China's Ministry of Health will reduce the iodine content in salt from next year in response to suspicions that iodized salt may be held responsible for the recent rise in thyroid diseases, the People's Daily reported on Thursday.
The whole country's current iodine nutrition level is appropriate, while a few regions are rich in iodine, according to the health experts.
This adjustment plan is still being worked out and will be unveiled in the first half of 2010. It will focus on reducing the content of iodine in salt which allows its density to be more suitable.
For some iodine-deficient areas, the provincial level health department will make adjustments according to their own conditions and the Ministry of Health will support the adjustments.
This plan will be more scientific as it reflects that the standard is in accordance with the local conditions. For some iodine-rich areas and high-incidence areas of thyroid disease, competent authorities will stop supplying iodized salt. As for the recent surge in thyroid ailments, solid evidence of an explicit link with the iodized salt is yet to be established, according to experts.
A daily intake of 150 to 300 micrograms salt is safe for an adult, according to the World Health Organization (WHO). The iodine content in Chinese iodized salt is 30 milligrams per kilogram and as an adults daily intake measure 5 to 10 grams of salt per day, the daily iodine intake is 150 to 300 micrograms which is in line with the WHO's safety criterion.

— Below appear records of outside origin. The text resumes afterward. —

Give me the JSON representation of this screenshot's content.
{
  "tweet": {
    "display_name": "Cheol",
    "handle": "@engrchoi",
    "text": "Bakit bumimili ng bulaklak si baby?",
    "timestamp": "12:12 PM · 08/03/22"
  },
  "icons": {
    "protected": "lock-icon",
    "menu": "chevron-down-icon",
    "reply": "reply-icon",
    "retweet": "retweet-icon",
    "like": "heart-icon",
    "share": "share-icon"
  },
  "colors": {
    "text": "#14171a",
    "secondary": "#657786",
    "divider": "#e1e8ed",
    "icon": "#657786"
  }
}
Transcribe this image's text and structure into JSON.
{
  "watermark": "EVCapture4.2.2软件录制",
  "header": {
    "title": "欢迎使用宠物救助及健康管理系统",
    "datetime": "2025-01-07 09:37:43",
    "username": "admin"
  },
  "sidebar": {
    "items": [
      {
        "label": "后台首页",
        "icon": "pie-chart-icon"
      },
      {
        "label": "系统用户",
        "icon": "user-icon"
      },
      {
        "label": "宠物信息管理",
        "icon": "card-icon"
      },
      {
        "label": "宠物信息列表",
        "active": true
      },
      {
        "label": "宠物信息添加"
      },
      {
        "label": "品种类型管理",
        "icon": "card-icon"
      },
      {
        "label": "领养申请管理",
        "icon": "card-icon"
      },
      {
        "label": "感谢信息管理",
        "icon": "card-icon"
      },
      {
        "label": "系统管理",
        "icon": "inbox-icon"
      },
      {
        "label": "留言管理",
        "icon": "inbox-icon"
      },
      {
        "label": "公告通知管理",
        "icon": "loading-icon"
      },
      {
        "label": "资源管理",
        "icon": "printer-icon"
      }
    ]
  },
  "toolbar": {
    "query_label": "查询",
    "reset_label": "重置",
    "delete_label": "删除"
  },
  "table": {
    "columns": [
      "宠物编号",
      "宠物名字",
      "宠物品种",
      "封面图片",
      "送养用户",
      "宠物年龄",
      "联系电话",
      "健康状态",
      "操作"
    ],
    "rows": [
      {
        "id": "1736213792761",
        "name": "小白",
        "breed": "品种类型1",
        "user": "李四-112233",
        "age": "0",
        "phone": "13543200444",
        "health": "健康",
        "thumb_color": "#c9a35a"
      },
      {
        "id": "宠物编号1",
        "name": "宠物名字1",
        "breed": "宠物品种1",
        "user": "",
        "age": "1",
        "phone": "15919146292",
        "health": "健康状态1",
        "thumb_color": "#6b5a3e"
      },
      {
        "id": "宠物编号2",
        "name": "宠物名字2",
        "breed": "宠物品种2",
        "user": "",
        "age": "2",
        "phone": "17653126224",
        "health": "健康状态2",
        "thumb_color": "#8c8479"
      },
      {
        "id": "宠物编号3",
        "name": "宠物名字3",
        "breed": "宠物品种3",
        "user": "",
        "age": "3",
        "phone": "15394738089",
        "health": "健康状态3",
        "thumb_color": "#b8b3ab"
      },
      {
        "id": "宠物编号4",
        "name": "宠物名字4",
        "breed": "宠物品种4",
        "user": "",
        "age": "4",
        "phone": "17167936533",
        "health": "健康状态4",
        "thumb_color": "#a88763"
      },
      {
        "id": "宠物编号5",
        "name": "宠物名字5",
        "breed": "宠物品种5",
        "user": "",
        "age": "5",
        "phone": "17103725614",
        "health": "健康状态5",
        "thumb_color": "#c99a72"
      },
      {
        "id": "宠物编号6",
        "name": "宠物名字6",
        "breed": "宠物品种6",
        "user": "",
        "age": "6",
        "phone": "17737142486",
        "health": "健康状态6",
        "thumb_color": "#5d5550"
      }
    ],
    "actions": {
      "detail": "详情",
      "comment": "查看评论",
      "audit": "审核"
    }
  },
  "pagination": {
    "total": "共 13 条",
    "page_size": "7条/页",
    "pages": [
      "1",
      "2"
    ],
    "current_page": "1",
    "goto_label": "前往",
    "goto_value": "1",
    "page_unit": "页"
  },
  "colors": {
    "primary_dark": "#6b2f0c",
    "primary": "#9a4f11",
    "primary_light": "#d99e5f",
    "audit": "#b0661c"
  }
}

China was previously one of the world's most iodine-deficient countries and the government started an iodized salt program in 1995.
From 1995 to 2005, the average intelligence quotient (IQ) of Chinese children has risen 12 percent. And by 2006, the threat of hypogenetic brain disorder caused by iodine deficiency, which has affected the Chinese for centuries, was at its lowest ever.
(CRI August 14, 2009)